#### [Task to complete]
Every line below should be copied out exactly.

** Records supplied follows **

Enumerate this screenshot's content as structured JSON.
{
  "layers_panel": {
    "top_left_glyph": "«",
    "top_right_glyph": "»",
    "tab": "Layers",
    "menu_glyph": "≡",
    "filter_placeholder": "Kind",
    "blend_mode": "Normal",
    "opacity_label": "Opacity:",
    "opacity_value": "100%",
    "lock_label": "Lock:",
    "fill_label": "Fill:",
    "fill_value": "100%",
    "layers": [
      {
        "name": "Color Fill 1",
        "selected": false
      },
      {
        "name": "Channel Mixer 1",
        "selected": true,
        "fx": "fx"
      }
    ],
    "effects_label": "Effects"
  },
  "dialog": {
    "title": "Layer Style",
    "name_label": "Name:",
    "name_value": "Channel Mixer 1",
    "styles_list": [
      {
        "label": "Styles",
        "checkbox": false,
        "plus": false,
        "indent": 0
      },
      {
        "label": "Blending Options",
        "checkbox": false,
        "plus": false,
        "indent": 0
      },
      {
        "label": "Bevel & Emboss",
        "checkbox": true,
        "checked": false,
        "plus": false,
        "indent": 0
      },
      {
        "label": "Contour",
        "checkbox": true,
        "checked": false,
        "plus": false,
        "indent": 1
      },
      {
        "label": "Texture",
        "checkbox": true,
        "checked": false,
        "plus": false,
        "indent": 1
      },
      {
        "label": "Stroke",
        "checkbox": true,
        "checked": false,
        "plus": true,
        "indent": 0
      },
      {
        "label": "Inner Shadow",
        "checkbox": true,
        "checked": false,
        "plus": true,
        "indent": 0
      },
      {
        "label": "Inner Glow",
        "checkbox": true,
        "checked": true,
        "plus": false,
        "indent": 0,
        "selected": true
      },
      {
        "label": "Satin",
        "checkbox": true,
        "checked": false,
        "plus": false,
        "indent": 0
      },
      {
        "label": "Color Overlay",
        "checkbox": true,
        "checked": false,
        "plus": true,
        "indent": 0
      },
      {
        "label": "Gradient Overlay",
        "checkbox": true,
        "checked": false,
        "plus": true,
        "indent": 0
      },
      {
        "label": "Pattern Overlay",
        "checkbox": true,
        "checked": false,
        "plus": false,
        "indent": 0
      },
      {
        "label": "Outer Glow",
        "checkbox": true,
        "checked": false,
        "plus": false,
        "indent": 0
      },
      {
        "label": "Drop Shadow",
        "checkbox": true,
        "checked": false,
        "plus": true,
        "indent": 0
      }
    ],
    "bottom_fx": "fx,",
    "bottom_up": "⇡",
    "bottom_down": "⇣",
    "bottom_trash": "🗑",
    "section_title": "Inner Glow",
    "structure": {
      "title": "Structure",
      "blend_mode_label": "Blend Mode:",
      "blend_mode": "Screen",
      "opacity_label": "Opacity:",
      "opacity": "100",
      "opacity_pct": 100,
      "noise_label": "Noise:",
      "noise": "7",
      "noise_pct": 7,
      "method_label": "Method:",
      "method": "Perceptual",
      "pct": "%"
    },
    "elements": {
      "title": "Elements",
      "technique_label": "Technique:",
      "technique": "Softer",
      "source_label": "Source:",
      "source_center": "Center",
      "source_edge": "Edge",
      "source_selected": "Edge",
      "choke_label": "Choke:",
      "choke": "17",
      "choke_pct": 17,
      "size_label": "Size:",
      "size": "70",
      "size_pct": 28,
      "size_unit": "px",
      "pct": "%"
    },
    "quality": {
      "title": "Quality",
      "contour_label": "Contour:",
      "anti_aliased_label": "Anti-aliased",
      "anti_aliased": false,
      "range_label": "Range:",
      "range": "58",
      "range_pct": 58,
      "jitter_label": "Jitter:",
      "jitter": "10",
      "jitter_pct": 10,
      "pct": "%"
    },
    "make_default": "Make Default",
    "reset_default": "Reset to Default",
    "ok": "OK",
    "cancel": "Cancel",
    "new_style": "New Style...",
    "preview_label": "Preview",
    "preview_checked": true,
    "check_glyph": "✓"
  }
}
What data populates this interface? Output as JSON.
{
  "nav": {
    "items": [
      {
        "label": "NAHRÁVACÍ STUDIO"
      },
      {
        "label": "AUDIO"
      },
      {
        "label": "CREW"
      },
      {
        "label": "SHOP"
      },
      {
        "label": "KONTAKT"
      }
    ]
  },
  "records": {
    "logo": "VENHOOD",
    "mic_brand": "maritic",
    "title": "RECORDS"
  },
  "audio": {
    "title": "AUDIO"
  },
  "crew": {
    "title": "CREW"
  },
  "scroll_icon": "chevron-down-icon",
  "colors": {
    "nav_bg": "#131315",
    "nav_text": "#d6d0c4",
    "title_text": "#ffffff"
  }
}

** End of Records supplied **

#### [Answer to this exercise]
Enumerate this screenshot's content as structured JSON.
{
  "layers_panel": {
    "top_left_glyph": "«",
    "top_right_glyph": "»",
    "tab": "Layers",
    "menu_glyph": "≡",
    "filter_placeholder": "Kind",
    "blend_mode": "Normal",
    "opacity_label": "Opacity:",
    "opacity_value": "100%",
    "lock_label": "Lock:",
    "fill_label": "Fill:",
    "fill_value": "100%",
    "layers": [
      {
        "name": "Color Fill 1",
        "selected": false
      },
      {
        "name": "Channel Mixer 1",
        "selected": true,
        "fx": "fx"
      }
    ],
    "effects_label": "Effects"
  },
  "dialog": {
    "title": "Layer Style",
    "name_label": "Name:",
    "name_value": "Channel Mixer 1",
    "styles_list": [
      {
        "label": "Styles",
        "checkbox": false,
        "plus": false,
        "indent": 0
      },
      {
        "label": "Blending Options",
        "checkbox": false,
        "plus": false,
        "indent": 0
      },
      {
        "label": "Bevel & Emboss",
        "checkbox": true,
        "checked": false,
        "plus": false,
        "indent": 0
      },
      {
        "label": "Contour",
        "checkbox": true,
        "checked": false,
        "plus": false,
        "indent": 1
      },
      {
        "label": "Texture",
        "checkbox": true,
        "checked": false,
        "plus": false,
        "indent": 1
      },
      {
        "label": "Stroke",
        "checkbox": true,
        "checked": false,
        "plus": true,
        "indent": 0
      },
      {
        "label": "Inner Shadow",
        "checkbox": true,
        "checked": false,
        "plus": true,
        "indent": 0
      },
      {
        "label": "Inner Glow",
        "checkbox": true,
        "checked": true,
        "plus": false,
        "indent": 0,
        "selected": true
      },
      {
        "label": "Satin",
        "checkbox": true,
        "checked": false,
        "plus": false,
        "indent": 0
      },
      {
        "label": "Color Overlay",
        "checkbox": true,
        "checked": false,
        "plus": true,
        "indent": 0
      },
      {
        "label": "Gradient Overlay",
        "checkbox": true,
        "checked": false,
        "plus": true,
        "indent": 0
      },
      {
        "label": "Pattern Overlay",
        "checkbox": true,
        "checked": false,
        "plus": false,
        "indent": 0
      },
      {
        "label": "Outer Glow",
        "checkbox": true,
        "checked": false,
        "plus": false,
        "indent": 0
      },
      {
        "label": "Drop Shadow",
        "checkbox": true,
        "checked": false,
        "plus": true,
        "indent": 0
      }
    ],
    "bottom_fx": "fx,",
    "bottom_up": "⇡",
    "bottom_down": "⇣",
    "bottom_trash": "🗑",
    "section_title": "Inner Glow",
    "structure": {
      "title": "Structure",
      "blend_mode_label": "Blend Mode:",
      "blend_mode": "Screen",
      "opacity_label": "Opacity:",
      "opacity": "100",
      "opacity_pct": 100,
      "noise_label": "Noise:",
      "noise": "7",
      "noise_pct": 7,
      "method_label": "Method:",
      "method": "Perceptual",
      "pct": "%"
    },
    "elements": {
      "title": "Elements",
      "technique_label": "Technique:",
      "technique": "Softer",
      "source_label": "Source:",
      "source_center": "Center",
      "source_edge": "Edge",
      "source_selected": "Edge",
      "choke_label": "Choke:",
      "choke": "17",
      "choke_pct": 17,
      "size_label": "Size:",
      "size": "70",
      "size_pct": 28,
      "size_unit": "px",
      "pct": "%"
    },
    "quality": {
      "title": "Quality",
      "contour_label": "Contour:",
      "anti_aliased_label": "Anti-aliased",
      "anti_aliased": false,
      "range_label": "Range:",
      "range": "58",
      "range_pct": 58,
      "jitter_label": "Jitter:",
      "jitter": "10",
      "jitter_pct": 10,
      "pct": "%"
    },
    "make_default": "Make Default",
    "reset_default": "Reset to Default",
    "ok": "OK",
    "cancel": "Cancel",
    "new_style": "New Style...",
    "preview_label": "Preview",
    "preview_checked": true,
    "check_glyph": "✓"
  }
}
What data populates this interface? Output as JSON.
{
  "nav": {
    "items": [
      {
        "label": "NAHRÁVACÍ STUDIO"
      },
      {
        "label": "AUDIO"
      },
      {
        "label": "CREW"
      },
      {
        "label": "SHOP"
      },
      {
        "label": "KONTAKT"
      }
    ]
  },
  "records": {
    "logo": "VENHOOD",
    "mic_brand": "maritic",
    "title": "RECORDS"
  },
  "audio": {
    "title": "AUDIO"
  },
  "crew": {
    "title": "CREW"
  },
  "scroll_icon": "chevron-down-icon",
  "colors": {
    "nav_bg": "#131315",
    "nav_text": "#d6d0c4",
    "title_text": "#ffffff"
  }
}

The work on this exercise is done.